Dataset rows describing interfaces:
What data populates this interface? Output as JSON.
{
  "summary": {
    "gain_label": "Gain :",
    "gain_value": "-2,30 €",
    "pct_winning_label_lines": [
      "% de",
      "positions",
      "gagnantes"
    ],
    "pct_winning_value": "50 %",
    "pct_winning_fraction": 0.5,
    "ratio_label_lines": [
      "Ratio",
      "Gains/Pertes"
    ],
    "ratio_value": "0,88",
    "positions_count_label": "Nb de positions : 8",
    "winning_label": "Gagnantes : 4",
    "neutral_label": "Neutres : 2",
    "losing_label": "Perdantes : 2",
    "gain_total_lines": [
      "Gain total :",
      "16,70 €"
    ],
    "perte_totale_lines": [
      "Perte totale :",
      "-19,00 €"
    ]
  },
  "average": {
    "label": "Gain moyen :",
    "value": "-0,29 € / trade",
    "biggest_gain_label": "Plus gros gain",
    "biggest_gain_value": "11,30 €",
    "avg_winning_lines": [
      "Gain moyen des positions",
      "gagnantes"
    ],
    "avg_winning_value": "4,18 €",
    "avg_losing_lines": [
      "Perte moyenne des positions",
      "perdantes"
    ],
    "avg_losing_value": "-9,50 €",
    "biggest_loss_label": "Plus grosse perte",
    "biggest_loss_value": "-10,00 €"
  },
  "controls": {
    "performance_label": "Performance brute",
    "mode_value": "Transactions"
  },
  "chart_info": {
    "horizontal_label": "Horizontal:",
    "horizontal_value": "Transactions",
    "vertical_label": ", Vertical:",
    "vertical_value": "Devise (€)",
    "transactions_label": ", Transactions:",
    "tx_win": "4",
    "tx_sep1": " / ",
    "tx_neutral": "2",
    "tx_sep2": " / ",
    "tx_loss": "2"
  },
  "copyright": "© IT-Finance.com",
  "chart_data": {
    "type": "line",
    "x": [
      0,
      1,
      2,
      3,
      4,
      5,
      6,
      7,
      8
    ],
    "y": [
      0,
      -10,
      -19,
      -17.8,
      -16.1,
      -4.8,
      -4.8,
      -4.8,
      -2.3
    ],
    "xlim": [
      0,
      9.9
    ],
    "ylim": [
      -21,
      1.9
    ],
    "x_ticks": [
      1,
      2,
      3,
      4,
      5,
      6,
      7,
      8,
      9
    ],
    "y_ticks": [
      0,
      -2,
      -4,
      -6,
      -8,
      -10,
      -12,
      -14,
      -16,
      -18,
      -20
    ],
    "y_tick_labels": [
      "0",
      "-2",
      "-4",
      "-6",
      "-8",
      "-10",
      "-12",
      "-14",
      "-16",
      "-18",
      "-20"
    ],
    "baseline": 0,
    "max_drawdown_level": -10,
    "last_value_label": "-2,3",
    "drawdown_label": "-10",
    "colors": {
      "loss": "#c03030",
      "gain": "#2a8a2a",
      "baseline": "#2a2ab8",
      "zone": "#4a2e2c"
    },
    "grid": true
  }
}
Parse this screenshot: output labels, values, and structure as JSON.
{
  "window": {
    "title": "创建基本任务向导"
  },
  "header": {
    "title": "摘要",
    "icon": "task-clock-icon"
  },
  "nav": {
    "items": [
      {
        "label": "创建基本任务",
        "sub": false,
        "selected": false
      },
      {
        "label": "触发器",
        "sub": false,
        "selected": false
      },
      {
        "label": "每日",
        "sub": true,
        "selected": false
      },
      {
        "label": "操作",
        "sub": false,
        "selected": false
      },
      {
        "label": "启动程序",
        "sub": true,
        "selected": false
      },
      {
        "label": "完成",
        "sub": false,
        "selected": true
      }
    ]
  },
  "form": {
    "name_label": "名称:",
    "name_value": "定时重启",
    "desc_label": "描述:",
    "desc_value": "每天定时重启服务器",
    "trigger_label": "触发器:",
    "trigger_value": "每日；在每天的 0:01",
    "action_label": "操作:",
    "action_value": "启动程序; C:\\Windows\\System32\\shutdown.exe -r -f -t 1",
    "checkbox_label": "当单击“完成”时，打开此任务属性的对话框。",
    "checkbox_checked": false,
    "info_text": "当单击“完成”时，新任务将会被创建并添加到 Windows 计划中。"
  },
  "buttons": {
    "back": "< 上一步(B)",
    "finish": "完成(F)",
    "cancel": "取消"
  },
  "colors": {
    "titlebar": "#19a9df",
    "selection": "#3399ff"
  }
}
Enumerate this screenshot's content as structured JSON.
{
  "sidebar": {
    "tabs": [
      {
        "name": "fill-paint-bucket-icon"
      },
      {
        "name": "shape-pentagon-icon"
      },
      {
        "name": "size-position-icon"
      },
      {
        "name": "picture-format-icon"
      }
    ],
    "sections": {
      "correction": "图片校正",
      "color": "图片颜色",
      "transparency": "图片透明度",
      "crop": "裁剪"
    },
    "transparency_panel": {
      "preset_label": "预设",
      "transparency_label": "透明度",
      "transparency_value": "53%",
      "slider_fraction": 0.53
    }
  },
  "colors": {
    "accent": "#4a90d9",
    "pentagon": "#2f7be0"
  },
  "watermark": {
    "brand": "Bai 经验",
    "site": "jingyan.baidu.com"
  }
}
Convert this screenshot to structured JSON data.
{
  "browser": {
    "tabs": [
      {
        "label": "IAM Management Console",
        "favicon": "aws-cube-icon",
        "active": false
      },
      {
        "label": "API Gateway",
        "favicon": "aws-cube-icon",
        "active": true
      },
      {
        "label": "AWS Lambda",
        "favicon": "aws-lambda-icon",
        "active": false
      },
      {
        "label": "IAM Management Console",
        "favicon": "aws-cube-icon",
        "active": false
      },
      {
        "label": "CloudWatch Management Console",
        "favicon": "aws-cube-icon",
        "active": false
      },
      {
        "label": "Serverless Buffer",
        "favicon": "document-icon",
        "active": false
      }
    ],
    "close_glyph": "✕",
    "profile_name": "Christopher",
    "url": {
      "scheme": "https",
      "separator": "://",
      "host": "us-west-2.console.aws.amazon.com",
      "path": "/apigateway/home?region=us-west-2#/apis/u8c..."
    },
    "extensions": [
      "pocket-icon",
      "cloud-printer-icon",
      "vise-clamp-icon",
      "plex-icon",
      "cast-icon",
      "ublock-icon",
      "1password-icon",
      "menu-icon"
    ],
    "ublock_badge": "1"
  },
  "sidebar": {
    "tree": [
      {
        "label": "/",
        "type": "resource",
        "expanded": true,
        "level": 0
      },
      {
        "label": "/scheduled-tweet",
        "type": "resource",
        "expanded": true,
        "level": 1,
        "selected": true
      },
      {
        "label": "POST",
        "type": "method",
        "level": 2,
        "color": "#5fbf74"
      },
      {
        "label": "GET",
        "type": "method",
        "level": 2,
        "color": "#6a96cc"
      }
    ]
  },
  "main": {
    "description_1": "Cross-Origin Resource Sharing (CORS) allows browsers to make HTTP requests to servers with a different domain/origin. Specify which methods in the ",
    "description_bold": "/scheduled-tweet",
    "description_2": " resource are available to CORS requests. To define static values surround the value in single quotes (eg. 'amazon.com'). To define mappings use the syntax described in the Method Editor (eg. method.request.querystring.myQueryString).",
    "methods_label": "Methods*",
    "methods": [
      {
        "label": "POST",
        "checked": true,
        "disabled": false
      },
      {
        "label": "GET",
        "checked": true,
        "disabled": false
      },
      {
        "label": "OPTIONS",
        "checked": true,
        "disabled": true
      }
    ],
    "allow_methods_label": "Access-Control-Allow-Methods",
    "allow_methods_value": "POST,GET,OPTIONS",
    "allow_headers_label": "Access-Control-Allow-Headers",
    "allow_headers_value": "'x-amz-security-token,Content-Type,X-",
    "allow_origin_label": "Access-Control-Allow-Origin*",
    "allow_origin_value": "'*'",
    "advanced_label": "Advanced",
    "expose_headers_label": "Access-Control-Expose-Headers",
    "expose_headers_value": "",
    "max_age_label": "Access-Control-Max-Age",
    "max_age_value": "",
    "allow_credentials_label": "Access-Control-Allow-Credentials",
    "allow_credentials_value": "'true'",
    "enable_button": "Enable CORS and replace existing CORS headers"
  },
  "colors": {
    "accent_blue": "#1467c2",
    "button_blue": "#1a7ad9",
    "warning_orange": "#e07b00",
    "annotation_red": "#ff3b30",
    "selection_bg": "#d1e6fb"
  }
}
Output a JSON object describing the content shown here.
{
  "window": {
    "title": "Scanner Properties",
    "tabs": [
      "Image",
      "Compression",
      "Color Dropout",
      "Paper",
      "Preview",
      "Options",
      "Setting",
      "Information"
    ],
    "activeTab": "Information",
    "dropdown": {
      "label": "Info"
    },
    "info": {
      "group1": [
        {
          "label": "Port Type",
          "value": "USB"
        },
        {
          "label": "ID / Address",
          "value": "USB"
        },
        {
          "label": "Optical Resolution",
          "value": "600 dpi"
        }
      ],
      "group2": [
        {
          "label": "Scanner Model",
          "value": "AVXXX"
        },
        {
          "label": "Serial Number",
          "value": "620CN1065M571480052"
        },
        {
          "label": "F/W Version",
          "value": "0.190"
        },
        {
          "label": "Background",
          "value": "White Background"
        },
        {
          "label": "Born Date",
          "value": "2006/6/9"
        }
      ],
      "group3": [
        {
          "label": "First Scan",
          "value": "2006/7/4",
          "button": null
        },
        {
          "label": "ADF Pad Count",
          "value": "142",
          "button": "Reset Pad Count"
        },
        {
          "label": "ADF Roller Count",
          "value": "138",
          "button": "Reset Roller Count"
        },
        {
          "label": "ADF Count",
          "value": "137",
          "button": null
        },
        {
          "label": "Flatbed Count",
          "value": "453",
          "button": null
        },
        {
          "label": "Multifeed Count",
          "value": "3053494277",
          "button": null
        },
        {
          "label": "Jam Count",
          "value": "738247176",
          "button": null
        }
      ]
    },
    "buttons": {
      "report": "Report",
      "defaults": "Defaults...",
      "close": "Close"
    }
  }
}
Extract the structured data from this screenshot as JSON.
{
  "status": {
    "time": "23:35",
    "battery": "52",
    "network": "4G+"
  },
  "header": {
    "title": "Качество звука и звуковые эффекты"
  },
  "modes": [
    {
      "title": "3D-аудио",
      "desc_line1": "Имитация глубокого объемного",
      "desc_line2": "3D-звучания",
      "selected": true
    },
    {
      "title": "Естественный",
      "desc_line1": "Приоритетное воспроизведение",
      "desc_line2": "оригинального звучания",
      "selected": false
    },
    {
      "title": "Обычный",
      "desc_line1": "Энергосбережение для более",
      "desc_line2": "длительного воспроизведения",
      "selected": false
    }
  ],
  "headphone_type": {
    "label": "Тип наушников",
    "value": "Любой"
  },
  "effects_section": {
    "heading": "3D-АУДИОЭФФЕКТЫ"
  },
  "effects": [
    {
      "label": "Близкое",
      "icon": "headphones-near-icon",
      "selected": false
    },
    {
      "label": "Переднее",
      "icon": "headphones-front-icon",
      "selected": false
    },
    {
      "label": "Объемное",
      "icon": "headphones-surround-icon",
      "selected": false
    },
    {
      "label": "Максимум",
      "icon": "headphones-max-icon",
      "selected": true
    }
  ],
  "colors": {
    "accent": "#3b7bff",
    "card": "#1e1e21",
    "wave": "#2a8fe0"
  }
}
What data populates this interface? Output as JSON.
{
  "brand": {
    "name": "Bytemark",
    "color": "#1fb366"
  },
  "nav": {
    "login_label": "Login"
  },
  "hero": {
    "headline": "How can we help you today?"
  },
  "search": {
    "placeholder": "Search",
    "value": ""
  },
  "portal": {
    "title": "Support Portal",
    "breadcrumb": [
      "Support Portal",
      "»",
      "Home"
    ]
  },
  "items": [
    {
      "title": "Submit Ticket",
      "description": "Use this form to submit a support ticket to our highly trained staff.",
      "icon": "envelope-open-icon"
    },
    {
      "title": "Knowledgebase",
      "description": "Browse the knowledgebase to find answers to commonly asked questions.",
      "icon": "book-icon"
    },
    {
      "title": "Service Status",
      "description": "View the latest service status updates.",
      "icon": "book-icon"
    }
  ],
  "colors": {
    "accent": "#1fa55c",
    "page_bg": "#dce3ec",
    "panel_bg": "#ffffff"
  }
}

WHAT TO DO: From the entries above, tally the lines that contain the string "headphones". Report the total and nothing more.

YOUR SOLUTION: 4